Check each line of the records below for the string "return", then state how many lines contain it, with no other output.
*** Opening RECORDS FOR THE EXERCISE ***
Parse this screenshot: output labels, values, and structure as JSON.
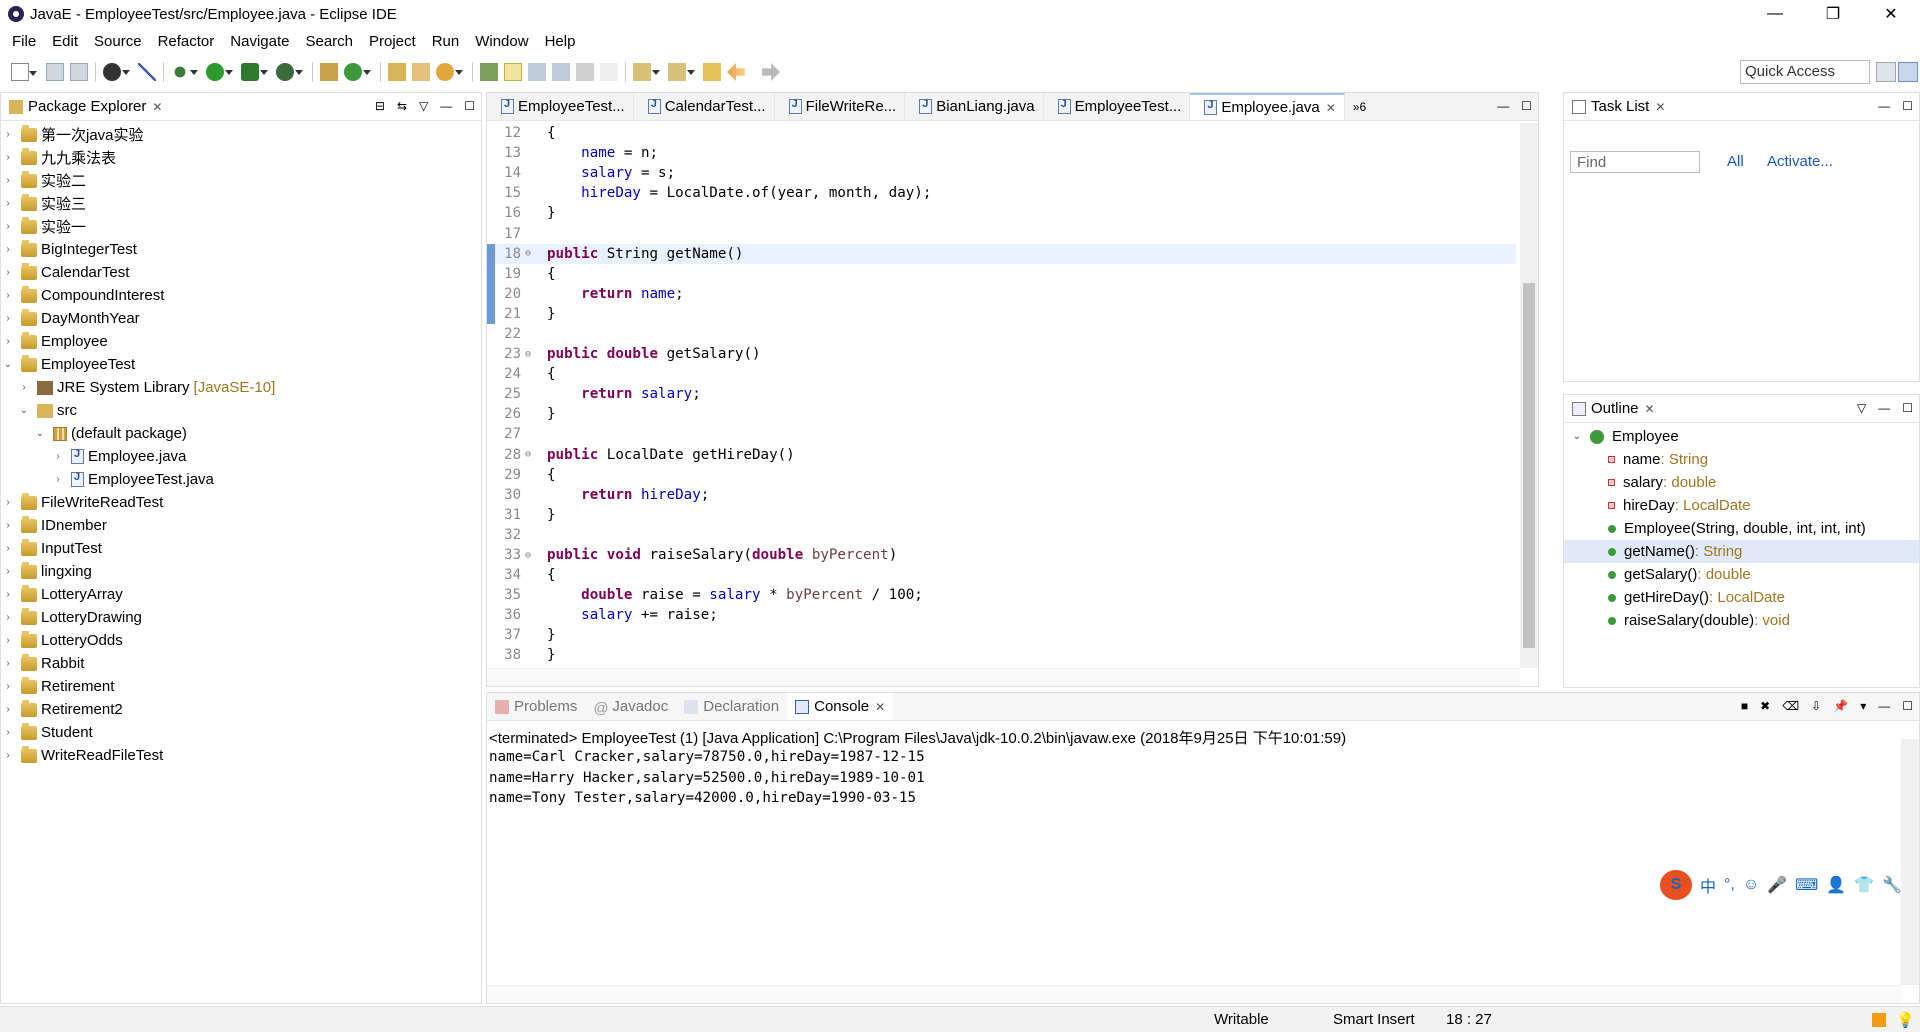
{
  "window": {
    "title": "JavaE - EmployeeTest/src/Employee.java - Eclipse IDE",
    "controls": [
      "—",
      "❐",
      "✕"
    ]
  },
  "menu": [
    "File",
    "Edit",
    "Source",
    "Refactor",
    "Navigate",
    "Search",
    "Project",
    "Run",
    "Window",
    "Help"
  ],
  "quick_access": "Quick Access",
  "package_explorer": {
    "title": "Package Explorer",
    "projects_top": [
      "第一次java实验",
      "九九乘法表",
      "实验二",
      "实验三",
      "实验一",
      "BigIntegerTest",
      "CalendarTest",
      "CompoundInterest",
      "DayMonthYear",
      "Employee"
    ],
    "open_project": "EmployeeTest",
    "jre": "JRE System Library",
    "jre_version": "[JavaSE-10]",
    "src": "src",
    "package": "(default package)",
    "files": [
      "Employee.java",
      "EmployeeTest.java"
    ],
    "projects_bottom": [
      "FileWriteReadTest",
      "IDnember",
      "InputTest",
      "lingxing",
      "LotteryArray",
      "LotteryDrawing",
      "LotteryOdds",
      "Rabbit",
      "Retirement",
      "Retirement2",
      "Student",
      "WriteReadFileTest"
    ]
  },
  "editor": {
    "tabs": [
      "EmployeeTest...",
      "CalendarTest...",
      "FileWriteRe...",
      "BianLiang.java",
      "EmployeeTest...",
      "Employee.java"
    ],
    "overflow": "»6",
    "lines": [
      {
        "n": "12",
        "code": "{"
      },
      {
        "n": "13",
        "code": "    name = n;"
      },
      {
        "n": "14",
        "code": "    salary = s;"
      },
      {
        "n": "15",
        "code": "    hireDay = LocalDate.of(year, month, day);"
      },
      {
        "n": "16",
        "code": "}"
      },
      {
        "n": "17",
        "code": ""
      },
      {
        "n": "18",
        "code": "public String getName()"
      },
      {
        "n": "19",
        "code": "{"
      },
      {
        "n": "20",
        "code": "    return name;"
      },
      {
        "n": "21",
        "code": "}"
      },
      {
        "n": "22",
        "code": ""
      },
      {
        "n": "23",
        "code": "public double getSalary()"
      },
      {
        "n": "24",
        "code": "{"
      },
      {
        "n": "25",
        "code": "    return salary;"
      },
      {
        "n": "26",
        "code": "}"
      },
      {
        "n": "27",
        "code": ""
      },
      {
        "n": "28",
        "code": "public LocalDate getHireDay()"
      },
      {
        "n": "29",
        "code": "{"
      },
      {
        "n": "30",
        "code": "    return hireDay;"
      },
      {
        "n": "31",
        "code": "}"
      },
      {
        "n": "32",
        "code": ""
      },
      {
        "n": "33",
        "code": "public void raiseSalary(double byPercent)"
      },
      {
        "n": "34",
        "code": "{"
      },
      {
        "n": "35",
        "code": "    double raise = salary * byPercent / 100;"
      },
      {
        "n": "36",
        "code": "    salary += raise;"
      },
      {
        "n": "37",
        "code": "}"
      },
      {
        "n": "38",
        "code": "}"
      }
    ]
  },
  "task_list": {
    "title": "Task List",
    "find_placeholder": "Find",
    "all": "All",
    "activate": "Activate..."
  },
  "outline": {
    "title": "Outline",
    "class": "Employee",
    "members": [
      {
        "name": "name",
        "type": " : String",
        "kind": "field"
      },
      {
        "name": "salary",
        "type": " : double",
        "kind": "field"
      },
      {
        "name": "hireDay",
        "type": " : LocalDate",
        "kind": "field"
      },
      {
        "name": "Employee(String, double, int, int, int)",
        "type": "",
        "kind": "ctor"
      },
      {
        "name": "getName()",
        "type": " : String",
        "kind": "method"
      },
      {
        "name": "getSalary()",
        "type": " : double",
        "kind": "method"
      },
      {
        "name": "getHireDay()",
        "type": " : LocalDate",
        "kind": "method"
      },
      {
        "name": "raiseSalary(double)",
        "type": " : void",
        "kind": "method"
      }
    ]
  },
  "bottom_tabs": [
    "Problems",
    "Javadoc",
    "Declaration",
    "Console"
  ],
  "console": {
    "header": "<terminated> EmployeeTest (1) [Java Application] C:\\Program Files\\Java\\jdk-10.0.2\\bin\\javaw.exe (2018年9月25日 下午10:01:59)",
    "output": [
      "name=Carl Cracker,salary=78750.0,hireDay=1987-12-15",
      "name=Harry Hacker,salary=52500.0,hireDay=1989-10-01",
      "name=Tony Tester,salary=42000.0,hireDay=1990-03-15"
    ]
  },
  "status": {
    "writable": "Writable",
    "insert": "Smart Insert",
    "position": "18 : 27"
  },
  "ime": {
    "logo": "S",
    "lang": "中",
    "punct": "°,"
  },
  "colors": {
    "keyword": "#7f0055",
    "field": "#0000c0",
    "comment": "#3f7f5f",
    "selection": "#dfe9f7"
  }
}
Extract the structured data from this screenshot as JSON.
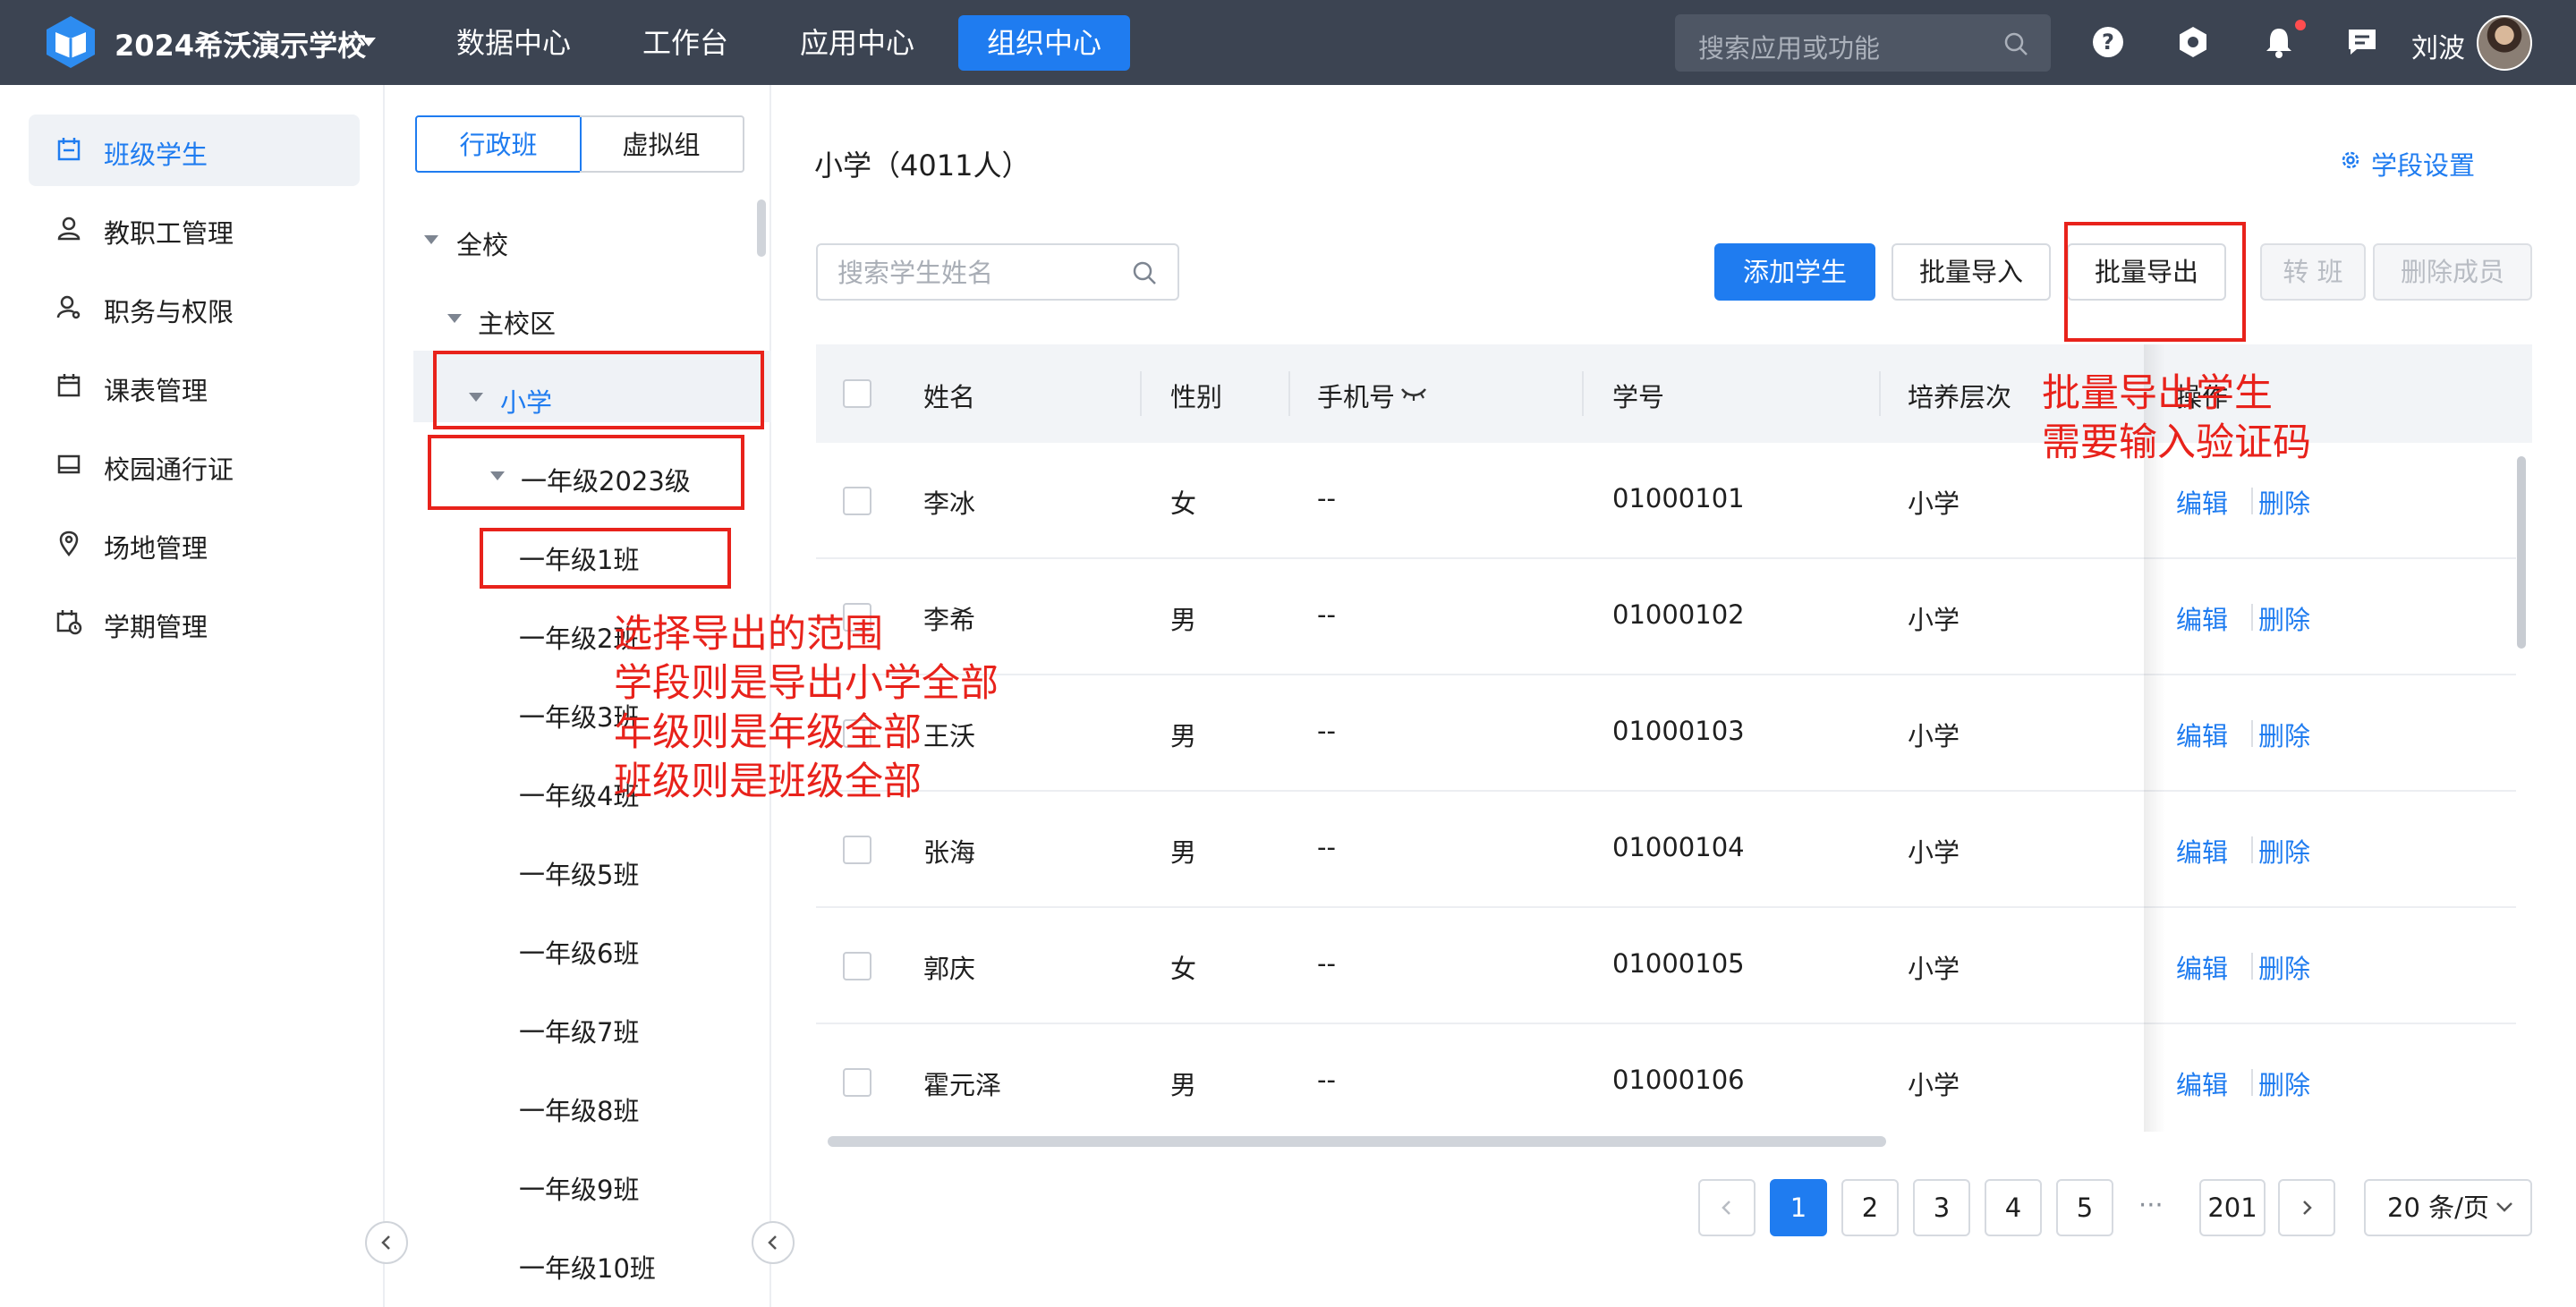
{
  "header": {
    "school_name": "2024希沃演示学校",
    "nav": [
      "数据中心",
      "工作台",
      "应用中心",
      "组织中心"
    ],
    "active_nav": "组织中心",
    "search_placeholder": "搜索应用或功能",
    "user_name": "刘波",
    "icons": [
      "help-icon",
      "settings-icon",
      "bell-icon",
      "message-icon"
    ]
  },
  "sidebar": {
    "items": [
      {
        "label": "班级学生",
        "icon": "class-icon",
        "active": true
      },
      {
        "label": "教职工管理",
        "icon": "user-icon"
      },
      {
        "label": "职务与权限",
        "icon": "user-key-icon"
      },
      {
        "label": "课表管理",
        "icon": "calendar-icon"
      },
      {
        "label": "校园通行证",
        "icon": "card-icon"
      },
      {
        "label": "场地管理",
        "icon": "location-icon"
      },
      {
        "label": "学期管理",
        "icon": "calendar-clock-icon"
      }
    ]
  },
  "tree": {
    "tabs": [
      "行政班",
      "虚拟组"
    ],
    "nodes": {
      "root": "全校",
      "campus": "主校区",
      "stage": "小学",
      "grade": "一年级2023级",
      "classes": [
        "一年级1班",
        "一年级2班",
        "一年级3班",
        "一年级4班",
        "一年级5班",
        "一年级6班",
        "一年级7班",
        "一年级8班",
        "一年级9班",
        "一年级10班"
      ]
    }
  },
  "main": {
    "title": "小学（4011人）",
    "stage_settings": "学段设置",
    "search_placeholder": "搜索学生姓名",
    "buttons": {
      "add": "添加学生",
      "import": "批量导入",
      "export": "批量导出",
      "transfer": "转 班",
      "remove": "删除成员"
    },
    "columns": [
      "姓名",
      "性别",
      "手机号",
      "学号",
      "培养层次",
      "操作"
    ],
    "rows": [
      {
        "name": "李冰",
        "gender": "女",
        "phone": "--",
        "id": "01000101",
        "level": "小学"
      },
      {
        "name": "李希",
        "gender": "男",
        "phone": "--",
        "id": "01000102",
        "level": "小学"
      },
      {
        "name": "王沃",
        "gender": "男",
        "phone": "--",
        "id": "01000103",
        "level": "小学"
      },
      {
        "name": "张海",
        "gender": "男",
        "phone": "--",
        "id": "01000104",
        "level": "小学"
      },
      {
        "name": "郭庆",
        "gender": "女",
        "phone": "--",
        "id": "01000105",
        "level": "小学"
      },
      {
        "name": "霍元泽",
        "gender": "男",
        "phone": "--",
        "id": "01000106",
        "level": "小学"
      }
    ],
    "actions": {
      "edit": "编辑",
      "delete": "删除"
    }
  },
  "pagination": {
    "pages": [
      "1",
      "2",
      "3",
      "4",
      "5"
    ],
    "current": "1",
    "ellipsis": "···",
    "last": "201",
    "page_size": "20 条/页"
  },
  "annotations": {
    "export_note": [
      "批量导出学生",
      "需要输入验证码"
    ],
    "scope_note": [
      "选择导出的范围",
      "学段则是导出小学全部",
      "年级则是年级全部",
      "班级则是班级全部"
    ]
  },
  "colors": {
    "accent": "#1f7cf0",
    "topbar": "#3c4452",
    "annotation": "#e8221b"
  }
}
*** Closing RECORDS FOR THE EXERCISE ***
▸ **RESULT OF THE EXERCISE**: 3